--- Data extracts Enclosed Below ---

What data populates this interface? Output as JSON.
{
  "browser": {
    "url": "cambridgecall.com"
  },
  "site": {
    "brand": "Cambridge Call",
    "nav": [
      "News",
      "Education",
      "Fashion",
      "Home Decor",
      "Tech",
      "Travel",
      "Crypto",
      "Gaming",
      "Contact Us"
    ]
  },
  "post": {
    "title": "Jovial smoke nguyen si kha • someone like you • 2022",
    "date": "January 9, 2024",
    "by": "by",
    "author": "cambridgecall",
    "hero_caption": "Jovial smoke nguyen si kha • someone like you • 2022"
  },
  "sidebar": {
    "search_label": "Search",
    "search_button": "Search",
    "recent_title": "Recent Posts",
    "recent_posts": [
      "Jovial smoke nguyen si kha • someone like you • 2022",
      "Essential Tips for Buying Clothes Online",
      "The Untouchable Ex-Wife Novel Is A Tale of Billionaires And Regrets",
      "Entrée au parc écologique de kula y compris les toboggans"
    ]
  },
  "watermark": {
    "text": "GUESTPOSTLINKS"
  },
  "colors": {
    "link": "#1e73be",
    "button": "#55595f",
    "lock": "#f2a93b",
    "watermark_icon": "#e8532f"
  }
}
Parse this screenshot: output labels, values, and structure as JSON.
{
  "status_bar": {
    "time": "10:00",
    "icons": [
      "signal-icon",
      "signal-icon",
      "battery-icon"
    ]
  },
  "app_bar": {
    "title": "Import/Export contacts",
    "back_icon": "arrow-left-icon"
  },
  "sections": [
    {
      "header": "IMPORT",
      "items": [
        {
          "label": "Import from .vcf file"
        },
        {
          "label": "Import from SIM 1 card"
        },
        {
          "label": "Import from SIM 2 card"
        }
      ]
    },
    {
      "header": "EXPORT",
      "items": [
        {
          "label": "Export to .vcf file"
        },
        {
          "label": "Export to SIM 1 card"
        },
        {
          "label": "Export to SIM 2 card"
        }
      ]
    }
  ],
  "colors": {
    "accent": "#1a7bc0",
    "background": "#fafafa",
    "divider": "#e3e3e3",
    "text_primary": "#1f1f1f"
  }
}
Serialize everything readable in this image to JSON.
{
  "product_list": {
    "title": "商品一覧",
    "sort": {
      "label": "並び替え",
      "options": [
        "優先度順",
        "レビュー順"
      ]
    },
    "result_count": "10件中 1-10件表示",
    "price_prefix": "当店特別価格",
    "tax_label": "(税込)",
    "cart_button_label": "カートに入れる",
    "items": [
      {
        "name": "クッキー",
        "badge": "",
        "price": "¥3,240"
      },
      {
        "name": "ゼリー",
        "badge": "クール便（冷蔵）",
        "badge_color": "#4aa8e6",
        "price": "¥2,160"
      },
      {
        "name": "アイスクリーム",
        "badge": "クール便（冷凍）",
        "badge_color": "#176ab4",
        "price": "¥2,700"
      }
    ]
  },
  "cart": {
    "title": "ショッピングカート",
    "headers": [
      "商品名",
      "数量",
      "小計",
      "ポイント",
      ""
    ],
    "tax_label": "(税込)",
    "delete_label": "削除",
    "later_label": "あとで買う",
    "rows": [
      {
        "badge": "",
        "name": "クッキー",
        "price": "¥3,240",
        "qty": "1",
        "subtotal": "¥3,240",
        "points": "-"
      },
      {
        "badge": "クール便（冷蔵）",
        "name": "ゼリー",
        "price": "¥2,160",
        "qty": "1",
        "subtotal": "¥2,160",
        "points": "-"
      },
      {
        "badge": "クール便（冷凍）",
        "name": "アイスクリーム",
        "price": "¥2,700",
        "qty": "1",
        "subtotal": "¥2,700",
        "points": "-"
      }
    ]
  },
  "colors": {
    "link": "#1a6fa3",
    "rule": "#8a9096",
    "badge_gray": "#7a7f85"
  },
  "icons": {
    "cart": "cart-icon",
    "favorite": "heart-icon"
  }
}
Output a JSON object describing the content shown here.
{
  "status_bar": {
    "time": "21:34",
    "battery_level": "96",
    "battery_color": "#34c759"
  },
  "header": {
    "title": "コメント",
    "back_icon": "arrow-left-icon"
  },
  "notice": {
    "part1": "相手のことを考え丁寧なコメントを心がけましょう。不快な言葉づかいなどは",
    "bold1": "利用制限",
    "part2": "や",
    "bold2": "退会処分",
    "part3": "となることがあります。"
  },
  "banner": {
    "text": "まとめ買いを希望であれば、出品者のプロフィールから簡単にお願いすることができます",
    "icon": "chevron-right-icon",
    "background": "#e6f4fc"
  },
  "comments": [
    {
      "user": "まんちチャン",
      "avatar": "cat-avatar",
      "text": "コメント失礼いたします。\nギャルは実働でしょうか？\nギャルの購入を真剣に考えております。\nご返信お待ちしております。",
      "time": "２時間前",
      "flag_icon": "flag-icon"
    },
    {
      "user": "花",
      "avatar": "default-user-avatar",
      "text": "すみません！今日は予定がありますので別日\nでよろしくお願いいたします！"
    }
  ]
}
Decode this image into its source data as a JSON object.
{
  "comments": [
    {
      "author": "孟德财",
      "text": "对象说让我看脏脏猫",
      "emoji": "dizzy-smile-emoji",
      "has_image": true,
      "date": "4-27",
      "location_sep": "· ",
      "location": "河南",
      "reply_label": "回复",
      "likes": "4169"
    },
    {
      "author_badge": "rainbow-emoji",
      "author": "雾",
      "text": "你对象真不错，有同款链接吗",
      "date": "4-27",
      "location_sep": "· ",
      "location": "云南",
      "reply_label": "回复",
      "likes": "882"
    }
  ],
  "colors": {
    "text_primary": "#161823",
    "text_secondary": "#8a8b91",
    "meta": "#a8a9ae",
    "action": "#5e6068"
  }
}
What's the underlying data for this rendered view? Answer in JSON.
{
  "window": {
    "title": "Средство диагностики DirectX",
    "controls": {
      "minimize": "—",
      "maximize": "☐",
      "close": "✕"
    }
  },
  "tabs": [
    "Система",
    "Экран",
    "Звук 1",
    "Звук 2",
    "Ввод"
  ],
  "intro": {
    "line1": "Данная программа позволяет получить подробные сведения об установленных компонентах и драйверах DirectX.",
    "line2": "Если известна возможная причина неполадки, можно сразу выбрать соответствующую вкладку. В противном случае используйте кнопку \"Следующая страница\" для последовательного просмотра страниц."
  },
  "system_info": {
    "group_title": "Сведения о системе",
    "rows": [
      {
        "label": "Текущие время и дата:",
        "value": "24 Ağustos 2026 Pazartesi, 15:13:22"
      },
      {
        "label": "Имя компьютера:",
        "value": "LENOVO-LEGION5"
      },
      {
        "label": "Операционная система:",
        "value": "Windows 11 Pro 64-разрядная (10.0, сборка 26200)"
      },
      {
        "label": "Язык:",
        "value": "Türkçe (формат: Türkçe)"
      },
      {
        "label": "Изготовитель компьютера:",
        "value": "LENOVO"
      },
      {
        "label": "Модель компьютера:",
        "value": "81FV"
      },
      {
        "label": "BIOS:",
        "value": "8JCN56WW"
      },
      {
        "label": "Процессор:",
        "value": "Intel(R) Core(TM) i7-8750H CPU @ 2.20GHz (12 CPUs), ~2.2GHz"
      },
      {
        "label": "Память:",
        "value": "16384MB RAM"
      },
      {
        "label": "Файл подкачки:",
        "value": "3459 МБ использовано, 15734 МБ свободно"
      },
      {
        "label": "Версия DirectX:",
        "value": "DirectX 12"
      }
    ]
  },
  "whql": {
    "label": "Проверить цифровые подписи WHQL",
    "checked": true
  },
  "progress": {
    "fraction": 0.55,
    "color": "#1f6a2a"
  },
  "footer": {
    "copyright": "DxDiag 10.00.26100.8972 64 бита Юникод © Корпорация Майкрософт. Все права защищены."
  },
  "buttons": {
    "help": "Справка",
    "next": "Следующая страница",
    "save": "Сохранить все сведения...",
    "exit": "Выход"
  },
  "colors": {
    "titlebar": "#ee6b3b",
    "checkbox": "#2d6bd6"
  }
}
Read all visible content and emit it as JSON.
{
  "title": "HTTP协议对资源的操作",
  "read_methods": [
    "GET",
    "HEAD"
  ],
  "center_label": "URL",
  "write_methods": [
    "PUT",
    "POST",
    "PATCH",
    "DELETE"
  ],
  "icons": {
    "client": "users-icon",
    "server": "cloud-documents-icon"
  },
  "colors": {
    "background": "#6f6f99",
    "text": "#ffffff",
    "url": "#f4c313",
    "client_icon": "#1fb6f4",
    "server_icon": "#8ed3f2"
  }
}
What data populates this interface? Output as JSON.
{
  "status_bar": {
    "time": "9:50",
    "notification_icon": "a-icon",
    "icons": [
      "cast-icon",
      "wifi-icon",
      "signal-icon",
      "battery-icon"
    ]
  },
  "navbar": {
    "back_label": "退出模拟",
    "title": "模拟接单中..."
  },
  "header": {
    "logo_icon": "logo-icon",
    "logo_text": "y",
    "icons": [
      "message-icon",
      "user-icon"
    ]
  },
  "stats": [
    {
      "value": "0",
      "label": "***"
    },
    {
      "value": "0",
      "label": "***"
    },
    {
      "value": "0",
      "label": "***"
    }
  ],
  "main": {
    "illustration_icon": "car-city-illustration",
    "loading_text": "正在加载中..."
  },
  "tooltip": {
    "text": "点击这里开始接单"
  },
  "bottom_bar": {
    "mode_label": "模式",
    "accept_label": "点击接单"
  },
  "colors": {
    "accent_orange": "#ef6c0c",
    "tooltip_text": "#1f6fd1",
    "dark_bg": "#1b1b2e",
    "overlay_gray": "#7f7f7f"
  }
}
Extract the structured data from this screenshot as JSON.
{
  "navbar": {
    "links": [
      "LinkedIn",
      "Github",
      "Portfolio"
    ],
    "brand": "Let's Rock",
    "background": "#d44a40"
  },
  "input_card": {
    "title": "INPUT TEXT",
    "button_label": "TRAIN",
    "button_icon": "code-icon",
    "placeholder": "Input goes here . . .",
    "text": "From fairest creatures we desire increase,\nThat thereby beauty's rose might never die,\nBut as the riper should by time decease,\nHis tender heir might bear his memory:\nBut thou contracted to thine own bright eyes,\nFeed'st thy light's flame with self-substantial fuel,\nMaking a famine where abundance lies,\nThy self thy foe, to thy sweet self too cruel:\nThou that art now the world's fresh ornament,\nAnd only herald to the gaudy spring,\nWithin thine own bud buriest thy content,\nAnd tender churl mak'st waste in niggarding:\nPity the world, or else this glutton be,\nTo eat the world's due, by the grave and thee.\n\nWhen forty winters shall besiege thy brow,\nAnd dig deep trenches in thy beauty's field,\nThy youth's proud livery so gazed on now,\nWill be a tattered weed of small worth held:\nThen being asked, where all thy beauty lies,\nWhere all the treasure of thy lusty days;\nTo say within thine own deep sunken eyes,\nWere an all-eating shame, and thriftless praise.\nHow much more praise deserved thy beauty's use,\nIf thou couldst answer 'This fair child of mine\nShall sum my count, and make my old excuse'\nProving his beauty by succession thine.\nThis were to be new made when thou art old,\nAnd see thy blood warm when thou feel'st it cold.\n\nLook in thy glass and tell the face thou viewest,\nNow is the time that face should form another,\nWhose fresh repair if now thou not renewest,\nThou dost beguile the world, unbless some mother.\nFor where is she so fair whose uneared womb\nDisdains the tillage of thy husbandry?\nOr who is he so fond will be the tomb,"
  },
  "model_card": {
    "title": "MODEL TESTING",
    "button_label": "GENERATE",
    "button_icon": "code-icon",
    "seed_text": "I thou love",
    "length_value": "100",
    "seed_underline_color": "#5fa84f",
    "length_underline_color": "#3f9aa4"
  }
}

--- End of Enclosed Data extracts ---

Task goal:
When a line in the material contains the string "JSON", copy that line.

Response:
What data populates this interface? Output as JSON.
Parse this screenshot: output labels, values, and structure as JSON.
Serialize everything readable in this image to JSON.
Output a JSON object describing the content shown here.
Decode this image into its source data as a JSON object.
What's the underlying data for this rendered view? Answer in JSON.
Read all visible content and emit it as JSON.
What data populates this interface? Output as JSON.
Extract the structured data from this screenshot as JSON.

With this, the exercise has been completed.